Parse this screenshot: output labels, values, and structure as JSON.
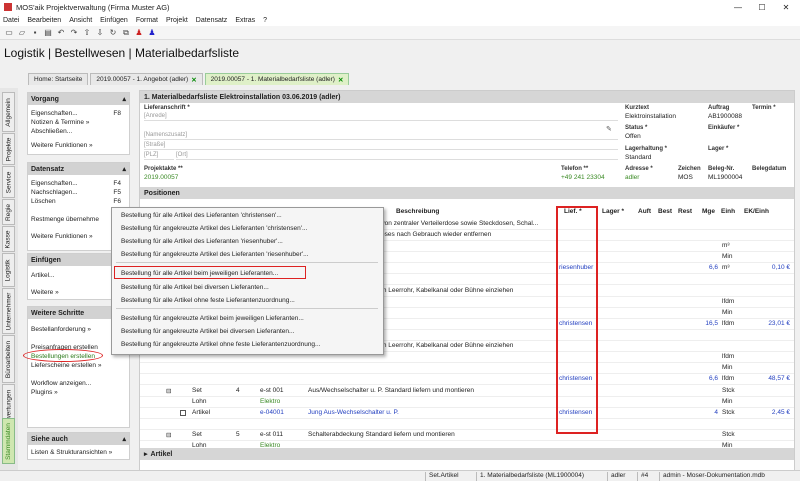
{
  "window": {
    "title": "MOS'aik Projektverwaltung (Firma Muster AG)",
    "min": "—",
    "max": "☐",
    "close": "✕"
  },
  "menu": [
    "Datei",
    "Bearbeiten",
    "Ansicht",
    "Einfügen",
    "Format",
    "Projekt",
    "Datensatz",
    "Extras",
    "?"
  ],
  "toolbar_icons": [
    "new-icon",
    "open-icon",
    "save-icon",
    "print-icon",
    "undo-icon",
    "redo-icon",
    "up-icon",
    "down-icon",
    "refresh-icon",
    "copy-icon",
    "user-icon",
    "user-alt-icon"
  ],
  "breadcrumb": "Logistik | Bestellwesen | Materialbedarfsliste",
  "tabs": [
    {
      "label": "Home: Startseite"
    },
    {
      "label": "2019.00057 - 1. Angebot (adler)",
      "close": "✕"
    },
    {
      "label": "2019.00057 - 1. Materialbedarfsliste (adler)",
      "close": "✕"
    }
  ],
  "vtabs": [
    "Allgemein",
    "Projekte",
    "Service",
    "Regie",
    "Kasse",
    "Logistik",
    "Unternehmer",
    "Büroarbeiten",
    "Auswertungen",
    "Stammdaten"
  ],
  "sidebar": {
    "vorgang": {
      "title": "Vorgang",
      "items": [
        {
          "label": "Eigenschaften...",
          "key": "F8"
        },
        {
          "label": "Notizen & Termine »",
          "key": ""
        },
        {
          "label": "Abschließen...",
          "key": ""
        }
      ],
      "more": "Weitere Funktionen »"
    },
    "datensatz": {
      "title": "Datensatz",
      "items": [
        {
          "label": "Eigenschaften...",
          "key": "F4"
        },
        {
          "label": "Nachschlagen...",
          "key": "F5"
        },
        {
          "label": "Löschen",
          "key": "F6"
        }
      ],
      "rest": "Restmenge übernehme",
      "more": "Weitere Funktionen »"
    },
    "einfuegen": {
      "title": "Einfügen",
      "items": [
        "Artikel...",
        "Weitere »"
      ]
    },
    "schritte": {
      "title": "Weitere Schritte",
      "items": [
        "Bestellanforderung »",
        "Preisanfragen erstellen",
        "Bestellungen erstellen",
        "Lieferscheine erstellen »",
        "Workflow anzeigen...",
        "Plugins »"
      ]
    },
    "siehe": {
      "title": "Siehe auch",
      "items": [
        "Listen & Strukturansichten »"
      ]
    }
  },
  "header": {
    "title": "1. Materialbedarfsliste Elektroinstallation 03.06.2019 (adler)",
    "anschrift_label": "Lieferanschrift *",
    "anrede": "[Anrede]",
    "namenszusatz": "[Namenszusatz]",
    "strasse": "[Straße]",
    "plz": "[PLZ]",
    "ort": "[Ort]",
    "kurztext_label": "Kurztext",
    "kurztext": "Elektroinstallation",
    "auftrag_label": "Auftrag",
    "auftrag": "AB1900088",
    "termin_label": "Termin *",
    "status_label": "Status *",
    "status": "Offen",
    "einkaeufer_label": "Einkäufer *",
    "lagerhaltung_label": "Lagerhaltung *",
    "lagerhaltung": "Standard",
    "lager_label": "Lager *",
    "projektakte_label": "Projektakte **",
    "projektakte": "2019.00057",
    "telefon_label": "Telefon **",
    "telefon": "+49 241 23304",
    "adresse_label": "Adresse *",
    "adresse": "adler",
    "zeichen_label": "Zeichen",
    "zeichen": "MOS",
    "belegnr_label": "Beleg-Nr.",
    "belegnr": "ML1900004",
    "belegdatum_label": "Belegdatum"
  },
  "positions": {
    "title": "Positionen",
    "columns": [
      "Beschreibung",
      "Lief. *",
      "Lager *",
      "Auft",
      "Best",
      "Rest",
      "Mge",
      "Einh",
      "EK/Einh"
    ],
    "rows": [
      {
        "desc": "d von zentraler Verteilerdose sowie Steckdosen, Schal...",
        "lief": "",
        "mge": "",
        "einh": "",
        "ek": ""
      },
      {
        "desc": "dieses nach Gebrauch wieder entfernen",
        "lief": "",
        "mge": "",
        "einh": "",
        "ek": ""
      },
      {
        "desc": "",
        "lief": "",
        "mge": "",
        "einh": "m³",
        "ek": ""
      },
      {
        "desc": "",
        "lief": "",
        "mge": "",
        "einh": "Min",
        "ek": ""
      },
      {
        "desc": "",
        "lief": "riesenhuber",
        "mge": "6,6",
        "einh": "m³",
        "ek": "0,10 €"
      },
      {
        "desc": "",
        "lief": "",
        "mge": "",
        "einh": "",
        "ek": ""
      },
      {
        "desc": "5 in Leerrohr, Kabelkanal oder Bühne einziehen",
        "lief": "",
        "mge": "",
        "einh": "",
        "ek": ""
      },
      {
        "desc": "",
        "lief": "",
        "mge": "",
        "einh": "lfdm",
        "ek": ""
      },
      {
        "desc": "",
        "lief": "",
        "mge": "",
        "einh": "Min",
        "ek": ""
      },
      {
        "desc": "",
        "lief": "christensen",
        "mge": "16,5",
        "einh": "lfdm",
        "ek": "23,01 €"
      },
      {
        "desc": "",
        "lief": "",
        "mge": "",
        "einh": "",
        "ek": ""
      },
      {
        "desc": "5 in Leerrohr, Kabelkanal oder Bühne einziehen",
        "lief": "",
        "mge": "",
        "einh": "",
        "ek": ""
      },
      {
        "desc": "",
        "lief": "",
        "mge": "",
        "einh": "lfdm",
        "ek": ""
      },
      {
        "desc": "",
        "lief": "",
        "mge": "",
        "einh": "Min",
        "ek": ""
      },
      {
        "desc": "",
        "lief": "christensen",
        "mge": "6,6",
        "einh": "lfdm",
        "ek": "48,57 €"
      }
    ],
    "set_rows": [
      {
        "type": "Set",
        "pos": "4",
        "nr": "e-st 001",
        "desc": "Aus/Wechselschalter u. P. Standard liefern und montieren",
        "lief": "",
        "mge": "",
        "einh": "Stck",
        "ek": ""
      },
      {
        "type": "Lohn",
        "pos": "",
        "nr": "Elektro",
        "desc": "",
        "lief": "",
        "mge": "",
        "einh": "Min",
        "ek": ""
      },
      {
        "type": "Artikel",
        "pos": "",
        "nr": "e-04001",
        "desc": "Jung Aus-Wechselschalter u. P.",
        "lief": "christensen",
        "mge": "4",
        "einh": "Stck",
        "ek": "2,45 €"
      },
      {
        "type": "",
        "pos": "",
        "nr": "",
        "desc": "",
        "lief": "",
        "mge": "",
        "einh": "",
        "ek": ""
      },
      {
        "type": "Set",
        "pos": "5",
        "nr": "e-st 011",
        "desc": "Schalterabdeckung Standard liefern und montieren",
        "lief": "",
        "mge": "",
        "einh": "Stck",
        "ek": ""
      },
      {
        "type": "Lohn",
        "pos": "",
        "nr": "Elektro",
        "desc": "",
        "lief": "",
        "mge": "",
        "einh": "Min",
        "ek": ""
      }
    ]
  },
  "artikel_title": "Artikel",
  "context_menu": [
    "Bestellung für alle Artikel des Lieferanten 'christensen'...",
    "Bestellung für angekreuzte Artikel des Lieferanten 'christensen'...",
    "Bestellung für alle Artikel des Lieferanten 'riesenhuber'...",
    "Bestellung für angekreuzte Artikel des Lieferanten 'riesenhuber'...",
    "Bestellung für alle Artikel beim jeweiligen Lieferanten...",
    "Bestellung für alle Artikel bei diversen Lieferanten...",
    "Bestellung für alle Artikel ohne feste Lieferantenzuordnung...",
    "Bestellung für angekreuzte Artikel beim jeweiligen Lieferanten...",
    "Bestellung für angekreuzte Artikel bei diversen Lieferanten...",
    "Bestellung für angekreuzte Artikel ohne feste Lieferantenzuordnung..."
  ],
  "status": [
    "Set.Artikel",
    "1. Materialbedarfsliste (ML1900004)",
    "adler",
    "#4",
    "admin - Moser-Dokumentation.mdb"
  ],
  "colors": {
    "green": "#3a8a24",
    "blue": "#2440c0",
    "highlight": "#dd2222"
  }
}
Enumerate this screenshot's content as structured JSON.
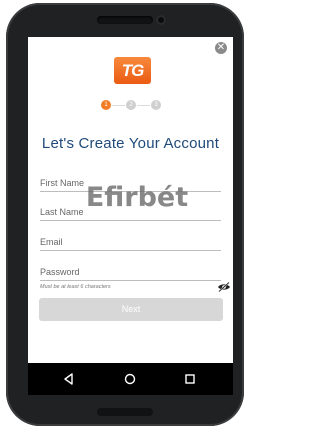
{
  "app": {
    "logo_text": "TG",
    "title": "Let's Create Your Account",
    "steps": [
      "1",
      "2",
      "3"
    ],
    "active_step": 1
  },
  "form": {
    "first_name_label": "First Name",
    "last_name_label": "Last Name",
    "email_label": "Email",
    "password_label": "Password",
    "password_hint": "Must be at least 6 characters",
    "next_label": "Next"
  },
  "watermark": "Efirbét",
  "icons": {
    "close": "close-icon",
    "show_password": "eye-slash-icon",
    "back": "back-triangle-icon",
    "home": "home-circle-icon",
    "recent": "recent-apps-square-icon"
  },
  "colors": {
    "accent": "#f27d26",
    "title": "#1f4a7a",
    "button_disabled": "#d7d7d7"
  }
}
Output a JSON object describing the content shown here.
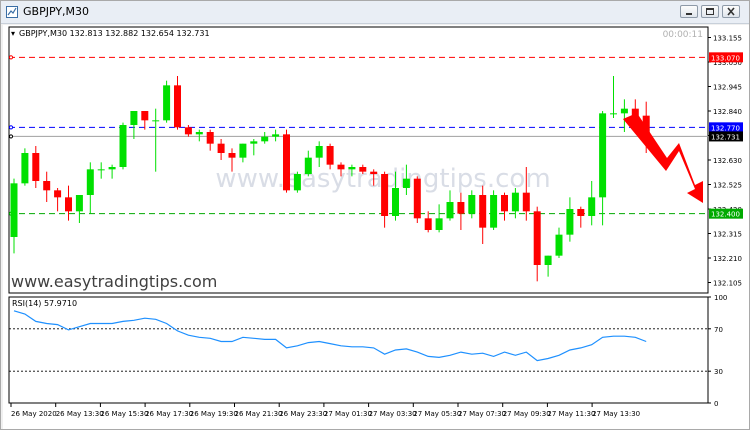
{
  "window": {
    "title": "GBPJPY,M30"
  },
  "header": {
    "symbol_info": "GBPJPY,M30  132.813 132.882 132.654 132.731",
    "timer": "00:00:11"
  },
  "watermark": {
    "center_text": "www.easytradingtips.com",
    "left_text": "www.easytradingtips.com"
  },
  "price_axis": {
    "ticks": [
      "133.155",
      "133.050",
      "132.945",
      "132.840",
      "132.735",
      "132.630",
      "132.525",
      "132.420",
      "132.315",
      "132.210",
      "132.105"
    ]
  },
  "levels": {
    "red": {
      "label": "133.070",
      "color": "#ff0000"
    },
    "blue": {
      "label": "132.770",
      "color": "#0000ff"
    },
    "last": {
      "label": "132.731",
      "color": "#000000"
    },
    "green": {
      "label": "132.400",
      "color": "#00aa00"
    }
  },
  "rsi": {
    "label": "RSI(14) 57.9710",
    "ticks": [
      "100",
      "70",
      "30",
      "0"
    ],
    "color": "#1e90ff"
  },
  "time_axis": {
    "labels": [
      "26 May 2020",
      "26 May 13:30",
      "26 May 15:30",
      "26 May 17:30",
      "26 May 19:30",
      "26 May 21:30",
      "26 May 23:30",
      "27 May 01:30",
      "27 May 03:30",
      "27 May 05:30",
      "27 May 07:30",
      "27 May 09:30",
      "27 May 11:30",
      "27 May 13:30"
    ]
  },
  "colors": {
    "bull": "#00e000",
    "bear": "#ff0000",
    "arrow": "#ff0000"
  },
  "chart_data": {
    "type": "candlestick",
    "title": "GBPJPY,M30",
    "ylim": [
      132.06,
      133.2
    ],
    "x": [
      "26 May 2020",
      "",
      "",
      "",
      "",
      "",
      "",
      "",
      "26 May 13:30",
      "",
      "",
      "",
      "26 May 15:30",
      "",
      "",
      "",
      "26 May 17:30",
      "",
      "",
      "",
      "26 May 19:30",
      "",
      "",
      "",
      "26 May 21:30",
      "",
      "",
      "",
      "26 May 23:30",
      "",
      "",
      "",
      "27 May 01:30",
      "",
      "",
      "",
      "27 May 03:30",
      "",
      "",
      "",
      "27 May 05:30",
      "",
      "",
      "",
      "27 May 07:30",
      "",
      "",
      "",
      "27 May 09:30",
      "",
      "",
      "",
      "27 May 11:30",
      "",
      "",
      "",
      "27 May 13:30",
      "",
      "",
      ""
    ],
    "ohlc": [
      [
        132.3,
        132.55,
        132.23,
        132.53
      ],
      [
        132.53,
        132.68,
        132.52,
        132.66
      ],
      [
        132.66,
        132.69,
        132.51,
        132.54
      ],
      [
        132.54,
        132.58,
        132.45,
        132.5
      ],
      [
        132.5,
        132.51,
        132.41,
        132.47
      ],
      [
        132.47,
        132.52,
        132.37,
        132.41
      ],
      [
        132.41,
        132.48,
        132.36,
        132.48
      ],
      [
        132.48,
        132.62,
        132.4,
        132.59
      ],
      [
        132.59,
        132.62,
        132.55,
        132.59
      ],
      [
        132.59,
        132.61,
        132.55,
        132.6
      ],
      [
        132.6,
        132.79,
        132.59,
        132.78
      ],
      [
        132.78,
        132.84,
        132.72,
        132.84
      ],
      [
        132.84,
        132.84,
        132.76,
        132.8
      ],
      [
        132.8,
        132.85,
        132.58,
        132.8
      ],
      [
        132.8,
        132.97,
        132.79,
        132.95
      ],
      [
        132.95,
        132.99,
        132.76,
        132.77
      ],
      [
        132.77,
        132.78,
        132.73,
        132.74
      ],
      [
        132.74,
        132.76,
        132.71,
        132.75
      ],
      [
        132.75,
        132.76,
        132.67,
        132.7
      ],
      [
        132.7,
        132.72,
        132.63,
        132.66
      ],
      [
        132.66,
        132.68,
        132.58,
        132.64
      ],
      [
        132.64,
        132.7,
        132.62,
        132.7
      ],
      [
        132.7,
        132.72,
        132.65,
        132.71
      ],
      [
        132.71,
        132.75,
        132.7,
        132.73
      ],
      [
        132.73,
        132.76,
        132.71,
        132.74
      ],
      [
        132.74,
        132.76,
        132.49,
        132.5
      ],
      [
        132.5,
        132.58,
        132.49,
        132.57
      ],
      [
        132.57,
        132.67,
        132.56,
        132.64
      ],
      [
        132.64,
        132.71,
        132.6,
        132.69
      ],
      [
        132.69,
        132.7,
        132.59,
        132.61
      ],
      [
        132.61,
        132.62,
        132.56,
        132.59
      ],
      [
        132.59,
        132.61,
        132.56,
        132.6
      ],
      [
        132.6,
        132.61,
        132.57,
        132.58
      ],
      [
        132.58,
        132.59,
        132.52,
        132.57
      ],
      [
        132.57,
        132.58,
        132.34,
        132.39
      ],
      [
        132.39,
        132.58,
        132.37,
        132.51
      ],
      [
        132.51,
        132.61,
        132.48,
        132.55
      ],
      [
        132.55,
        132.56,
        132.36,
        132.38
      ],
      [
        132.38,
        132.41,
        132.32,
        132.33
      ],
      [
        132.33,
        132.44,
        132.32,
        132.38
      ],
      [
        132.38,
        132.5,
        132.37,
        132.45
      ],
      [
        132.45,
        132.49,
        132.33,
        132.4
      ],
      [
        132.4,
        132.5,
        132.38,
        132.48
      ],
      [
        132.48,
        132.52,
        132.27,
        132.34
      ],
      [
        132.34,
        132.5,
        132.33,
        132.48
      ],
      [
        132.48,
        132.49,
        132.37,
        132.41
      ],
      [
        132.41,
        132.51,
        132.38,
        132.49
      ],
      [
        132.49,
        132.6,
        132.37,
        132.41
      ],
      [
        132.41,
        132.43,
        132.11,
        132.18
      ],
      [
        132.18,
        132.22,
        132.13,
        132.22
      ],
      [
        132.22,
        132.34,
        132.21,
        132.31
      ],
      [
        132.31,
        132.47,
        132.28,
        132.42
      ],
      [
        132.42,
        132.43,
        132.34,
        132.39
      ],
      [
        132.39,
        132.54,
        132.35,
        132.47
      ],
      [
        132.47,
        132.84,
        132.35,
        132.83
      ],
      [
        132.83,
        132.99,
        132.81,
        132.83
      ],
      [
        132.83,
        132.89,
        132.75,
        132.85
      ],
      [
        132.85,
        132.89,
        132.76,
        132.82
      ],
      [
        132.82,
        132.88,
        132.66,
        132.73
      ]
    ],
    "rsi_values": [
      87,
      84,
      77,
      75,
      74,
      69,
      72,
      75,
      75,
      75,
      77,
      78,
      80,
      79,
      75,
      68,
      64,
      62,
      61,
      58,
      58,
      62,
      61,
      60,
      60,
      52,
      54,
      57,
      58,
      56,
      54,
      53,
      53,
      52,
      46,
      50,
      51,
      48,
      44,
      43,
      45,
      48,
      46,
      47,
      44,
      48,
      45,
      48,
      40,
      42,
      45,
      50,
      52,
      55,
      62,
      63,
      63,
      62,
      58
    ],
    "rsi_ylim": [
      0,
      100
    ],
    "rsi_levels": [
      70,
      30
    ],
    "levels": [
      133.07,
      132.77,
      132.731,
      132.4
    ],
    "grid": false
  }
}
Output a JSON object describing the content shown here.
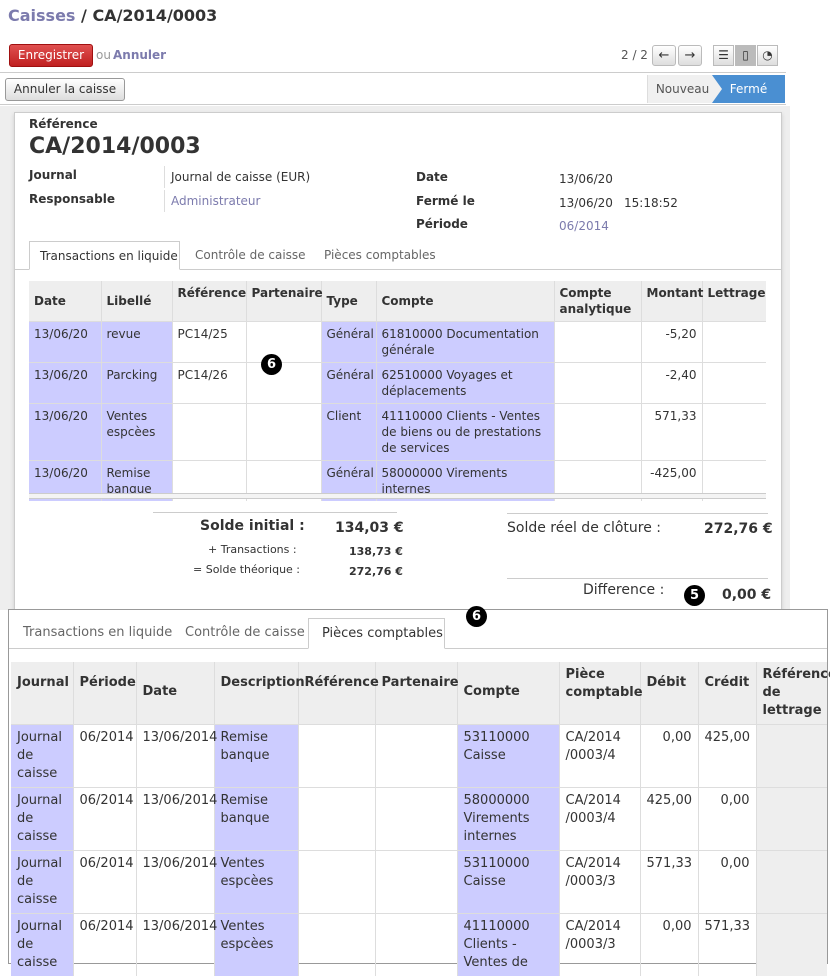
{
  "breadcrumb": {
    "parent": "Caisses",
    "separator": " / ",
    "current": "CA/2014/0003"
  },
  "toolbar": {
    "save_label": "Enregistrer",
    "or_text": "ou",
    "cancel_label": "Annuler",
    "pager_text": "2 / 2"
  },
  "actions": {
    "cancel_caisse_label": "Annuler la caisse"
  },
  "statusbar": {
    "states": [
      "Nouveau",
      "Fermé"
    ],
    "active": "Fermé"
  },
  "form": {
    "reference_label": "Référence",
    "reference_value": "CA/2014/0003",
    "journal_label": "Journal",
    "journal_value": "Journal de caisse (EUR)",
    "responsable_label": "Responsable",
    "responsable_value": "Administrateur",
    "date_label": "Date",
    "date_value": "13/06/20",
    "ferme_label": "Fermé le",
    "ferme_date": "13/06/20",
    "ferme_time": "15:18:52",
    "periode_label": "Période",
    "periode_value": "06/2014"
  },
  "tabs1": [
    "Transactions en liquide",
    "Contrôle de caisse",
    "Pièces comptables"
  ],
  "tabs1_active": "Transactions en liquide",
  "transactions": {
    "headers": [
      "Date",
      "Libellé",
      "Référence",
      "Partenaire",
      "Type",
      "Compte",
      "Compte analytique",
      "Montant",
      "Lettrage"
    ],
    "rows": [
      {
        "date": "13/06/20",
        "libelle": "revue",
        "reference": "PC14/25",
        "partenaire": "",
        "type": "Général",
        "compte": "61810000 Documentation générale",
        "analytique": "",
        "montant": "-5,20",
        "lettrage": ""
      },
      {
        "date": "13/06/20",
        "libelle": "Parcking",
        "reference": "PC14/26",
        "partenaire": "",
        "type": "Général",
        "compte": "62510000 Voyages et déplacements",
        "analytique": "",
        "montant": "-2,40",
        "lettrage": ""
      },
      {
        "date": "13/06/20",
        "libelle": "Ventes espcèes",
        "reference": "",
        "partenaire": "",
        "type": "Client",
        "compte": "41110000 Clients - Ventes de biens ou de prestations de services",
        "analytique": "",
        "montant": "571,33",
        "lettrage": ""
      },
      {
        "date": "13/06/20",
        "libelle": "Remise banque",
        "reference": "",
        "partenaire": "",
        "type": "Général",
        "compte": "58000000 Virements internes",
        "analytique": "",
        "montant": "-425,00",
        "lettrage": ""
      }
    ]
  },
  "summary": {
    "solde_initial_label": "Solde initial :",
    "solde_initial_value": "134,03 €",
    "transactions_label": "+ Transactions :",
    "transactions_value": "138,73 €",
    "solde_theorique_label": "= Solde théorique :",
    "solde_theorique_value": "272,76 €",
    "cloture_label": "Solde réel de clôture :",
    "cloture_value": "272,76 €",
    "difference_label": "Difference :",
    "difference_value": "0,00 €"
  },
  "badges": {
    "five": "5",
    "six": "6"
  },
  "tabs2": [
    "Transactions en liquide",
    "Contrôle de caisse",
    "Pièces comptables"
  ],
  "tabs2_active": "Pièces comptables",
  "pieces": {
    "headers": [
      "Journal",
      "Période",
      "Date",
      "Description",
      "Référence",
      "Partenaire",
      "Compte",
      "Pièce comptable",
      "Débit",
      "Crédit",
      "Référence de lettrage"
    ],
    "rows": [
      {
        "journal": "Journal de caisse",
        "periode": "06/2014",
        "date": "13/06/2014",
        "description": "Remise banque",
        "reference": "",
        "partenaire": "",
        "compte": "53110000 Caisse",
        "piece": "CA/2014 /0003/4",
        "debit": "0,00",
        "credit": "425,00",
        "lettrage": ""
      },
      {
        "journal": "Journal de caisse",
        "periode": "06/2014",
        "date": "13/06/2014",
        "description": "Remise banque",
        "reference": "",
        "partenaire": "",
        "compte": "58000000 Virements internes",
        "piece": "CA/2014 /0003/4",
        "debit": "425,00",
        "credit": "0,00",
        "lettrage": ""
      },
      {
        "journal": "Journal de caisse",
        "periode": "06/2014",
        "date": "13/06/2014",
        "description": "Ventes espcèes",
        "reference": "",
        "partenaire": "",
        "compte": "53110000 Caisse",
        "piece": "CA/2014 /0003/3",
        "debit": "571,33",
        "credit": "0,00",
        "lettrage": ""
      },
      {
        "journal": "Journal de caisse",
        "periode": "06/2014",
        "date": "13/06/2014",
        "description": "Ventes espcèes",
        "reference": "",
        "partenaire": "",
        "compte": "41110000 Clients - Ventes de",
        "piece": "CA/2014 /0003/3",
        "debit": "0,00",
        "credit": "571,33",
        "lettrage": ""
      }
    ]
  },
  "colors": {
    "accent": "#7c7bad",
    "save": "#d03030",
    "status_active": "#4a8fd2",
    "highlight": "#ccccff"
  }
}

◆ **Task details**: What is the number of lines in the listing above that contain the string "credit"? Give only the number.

◆ **Task output**: 4